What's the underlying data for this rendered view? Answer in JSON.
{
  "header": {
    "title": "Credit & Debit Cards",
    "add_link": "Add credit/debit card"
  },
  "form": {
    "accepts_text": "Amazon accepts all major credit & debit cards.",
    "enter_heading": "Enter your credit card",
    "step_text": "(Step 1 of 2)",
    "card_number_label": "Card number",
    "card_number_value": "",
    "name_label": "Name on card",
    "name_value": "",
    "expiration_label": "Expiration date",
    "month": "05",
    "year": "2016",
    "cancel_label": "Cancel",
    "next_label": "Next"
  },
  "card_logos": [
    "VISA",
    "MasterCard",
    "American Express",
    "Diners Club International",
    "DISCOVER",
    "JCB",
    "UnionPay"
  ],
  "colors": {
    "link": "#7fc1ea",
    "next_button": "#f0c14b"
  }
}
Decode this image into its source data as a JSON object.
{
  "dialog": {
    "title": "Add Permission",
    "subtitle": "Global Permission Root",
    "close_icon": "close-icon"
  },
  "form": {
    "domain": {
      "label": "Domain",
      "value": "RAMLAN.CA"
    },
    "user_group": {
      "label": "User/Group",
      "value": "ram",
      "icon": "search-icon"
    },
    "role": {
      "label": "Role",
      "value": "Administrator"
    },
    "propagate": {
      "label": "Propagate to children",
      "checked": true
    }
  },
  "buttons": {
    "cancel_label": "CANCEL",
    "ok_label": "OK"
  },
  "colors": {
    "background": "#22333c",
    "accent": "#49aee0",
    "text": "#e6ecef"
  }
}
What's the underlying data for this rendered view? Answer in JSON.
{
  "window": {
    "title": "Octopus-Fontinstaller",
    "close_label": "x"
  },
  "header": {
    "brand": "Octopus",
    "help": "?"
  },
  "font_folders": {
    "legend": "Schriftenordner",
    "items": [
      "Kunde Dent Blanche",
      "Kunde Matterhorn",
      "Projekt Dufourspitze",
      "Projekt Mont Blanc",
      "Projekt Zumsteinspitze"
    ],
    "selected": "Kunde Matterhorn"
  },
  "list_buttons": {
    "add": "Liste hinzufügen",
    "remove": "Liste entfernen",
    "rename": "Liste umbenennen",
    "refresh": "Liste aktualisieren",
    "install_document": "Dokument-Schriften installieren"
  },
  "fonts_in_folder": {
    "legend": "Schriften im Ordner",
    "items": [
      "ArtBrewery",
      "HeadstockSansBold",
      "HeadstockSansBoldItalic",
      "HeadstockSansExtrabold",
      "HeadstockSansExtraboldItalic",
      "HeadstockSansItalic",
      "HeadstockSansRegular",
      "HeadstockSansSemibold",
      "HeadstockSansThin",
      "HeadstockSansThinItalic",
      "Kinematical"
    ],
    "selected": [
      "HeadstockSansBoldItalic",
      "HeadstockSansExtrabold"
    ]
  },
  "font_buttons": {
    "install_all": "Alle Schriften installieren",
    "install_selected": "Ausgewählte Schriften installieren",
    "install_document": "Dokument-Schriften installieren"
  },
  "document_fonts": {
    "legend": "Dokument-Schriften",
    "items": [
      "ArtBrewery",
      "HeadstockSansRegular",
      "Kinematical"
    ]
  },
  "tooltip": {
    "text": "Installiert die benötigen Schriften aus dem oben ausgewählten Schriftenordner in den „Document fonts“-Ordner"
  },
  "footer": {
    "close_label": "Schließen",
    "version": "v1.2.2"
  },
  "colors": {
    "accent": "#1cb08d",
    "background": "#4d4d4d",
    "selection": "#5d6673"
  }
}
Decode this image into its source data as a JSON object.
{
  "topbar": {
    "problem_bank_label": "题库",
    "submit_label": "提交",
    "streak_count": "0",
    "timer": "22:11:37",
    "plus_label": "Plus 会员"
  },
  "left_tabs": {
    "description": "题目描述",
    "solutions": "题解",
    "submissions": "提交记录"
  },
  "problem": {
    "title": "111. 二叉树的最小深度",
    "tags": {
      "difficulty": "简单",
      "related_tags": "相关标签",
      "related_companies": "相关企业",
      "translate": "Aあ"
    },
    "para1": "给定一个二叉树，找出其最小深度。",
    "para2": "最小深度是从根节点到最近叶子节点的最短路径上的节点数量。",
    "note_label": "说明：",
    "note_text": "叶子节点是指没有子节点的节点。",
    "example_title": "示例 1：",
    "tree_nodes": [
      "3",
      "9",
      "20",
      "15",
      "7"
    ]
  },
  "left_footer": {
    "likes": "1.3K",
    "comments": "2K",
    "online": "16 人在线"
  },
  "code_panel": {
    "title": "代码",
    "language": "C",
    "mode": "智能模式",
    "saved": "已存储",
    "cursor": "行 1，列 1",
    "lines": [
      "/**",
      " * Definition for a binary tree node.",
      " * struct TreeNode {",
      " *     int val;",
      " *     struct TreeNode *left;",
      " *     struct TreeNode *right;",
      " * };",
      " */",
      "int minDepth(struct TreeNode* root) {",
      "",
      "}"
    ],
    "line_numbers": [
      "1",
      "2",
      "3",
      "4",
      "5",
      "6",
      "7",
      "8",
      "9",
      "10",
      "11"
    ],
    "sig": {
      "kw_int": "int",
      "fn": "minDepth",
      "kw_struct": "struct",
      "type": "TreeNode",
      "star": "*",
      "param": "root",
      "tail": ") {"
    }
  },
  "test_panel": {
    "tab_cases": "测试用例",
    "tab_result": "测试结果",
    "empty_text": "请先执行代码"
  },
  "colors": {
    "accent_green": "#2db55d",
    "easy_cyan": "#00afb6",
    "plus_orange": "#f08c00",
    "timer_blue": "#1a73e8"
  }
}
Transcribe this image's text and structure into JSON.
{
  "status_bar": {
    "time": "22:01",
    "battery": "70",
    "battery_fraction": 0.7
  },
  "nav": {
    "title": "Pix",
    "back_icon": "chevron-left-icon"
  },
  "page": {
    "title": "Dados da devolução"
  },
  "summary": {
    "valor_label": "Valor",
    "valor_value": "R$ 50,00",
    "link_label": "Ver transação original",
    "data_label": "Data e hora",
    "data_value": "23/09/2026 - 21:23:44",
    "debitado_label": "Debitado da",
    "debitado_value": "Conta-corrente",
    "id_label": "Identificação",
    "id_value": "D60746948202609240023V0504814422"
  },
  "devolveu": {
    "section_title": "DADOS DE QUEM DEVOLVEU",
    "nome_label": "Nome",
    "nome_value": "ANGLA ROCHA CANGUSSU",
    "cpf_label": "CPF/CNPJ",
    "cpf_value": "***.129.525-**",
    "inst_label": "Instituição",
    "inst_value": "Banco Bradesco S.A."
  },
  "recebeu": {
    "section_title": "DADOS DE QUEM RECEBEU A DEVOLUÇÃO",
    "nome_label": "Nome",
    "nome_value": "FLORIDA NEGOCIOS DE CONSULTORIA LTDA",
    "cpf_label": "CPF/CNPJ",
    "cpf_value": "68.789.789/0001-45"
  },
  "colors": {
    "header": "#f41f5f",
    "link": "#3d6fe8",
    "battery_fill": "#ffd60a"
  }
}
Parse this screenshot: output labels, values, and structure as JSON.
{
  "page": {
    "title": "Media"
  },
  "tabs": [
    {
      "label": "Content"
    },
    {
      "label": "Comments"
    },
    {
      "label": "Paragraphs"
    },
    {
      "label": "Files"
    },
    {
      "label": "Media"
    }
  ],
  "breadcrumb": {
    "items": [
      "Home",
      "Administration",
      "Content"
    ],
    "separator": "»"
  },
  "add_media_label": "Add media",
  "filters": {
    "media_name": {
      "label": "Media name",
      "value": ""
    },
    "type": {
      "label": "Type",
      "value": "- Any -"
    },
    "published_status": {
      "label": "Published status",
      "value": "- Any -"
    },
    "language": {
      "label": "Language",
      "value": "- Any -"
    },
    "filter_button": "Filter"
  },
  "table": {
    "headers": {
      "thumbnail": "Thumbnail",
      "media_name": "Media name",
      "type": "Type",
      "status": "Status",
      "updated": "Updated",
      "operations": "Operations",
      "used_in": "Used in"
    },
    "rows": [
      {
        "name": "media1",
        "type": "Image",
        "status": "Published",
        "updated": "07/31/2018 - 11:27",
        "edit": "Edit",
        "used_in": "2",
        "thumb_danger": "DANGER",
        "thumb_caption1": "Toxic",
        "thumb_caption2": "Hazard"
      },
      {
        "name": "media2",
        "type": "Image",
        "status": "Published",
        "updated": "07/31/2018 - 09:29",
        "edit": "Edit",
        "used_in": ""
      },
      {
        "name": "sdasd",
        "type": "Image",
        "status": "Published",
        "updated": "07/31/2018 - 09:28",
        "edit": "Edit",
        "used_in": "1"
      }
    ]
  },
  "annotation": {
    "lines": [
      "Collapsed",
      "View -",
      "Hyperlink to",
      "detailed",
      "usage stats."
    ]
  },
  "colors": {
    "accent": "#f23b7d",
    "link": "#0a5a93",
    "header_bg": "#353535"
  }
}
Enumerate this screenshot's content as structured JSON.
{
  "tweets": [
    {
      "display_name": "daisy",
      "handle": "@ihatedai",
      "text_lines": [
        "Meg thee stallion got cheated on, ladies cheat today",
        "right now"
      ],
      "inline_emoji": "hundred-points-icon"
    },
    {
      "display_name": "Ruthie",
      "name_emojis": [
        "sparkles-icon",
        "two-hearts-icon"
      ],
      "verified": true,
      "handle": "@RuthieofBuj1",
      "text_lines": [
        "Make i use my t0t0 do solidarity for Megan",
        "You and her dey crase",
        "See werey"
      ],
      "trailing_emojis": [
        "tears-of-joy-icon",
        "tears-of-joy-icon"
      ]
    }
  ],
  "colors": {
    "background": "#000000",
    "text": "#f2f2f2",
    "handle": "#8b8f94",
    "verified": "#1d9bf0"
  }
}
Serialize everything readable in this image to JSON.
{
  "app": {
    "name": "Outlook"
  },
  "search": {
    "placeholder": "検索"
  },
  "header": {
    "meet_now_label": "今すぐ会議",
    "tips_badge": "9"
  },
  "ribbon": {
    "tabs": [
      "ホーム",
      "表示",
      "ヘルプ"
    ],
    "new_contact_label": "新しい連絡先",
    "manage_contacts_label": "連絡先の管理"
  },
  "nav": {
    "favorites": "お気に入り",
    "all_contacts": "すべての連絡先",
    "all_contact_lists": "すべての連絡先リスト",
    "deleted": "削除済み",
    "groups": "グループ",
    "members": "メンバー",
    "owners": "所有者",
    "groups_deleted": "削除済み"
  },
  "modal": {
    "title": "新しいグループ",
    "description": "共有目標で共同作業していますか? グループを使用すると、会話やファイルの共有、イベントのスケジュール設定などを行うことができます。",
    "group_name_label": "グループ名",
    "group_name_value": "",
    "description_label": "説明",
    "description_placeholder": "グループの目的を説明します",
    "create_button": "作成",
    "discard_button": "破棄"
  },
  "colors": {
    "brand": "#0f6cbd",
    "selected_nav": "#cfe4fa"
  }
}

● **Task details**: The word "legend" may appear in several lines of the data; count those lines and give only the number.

● **Written response**: 3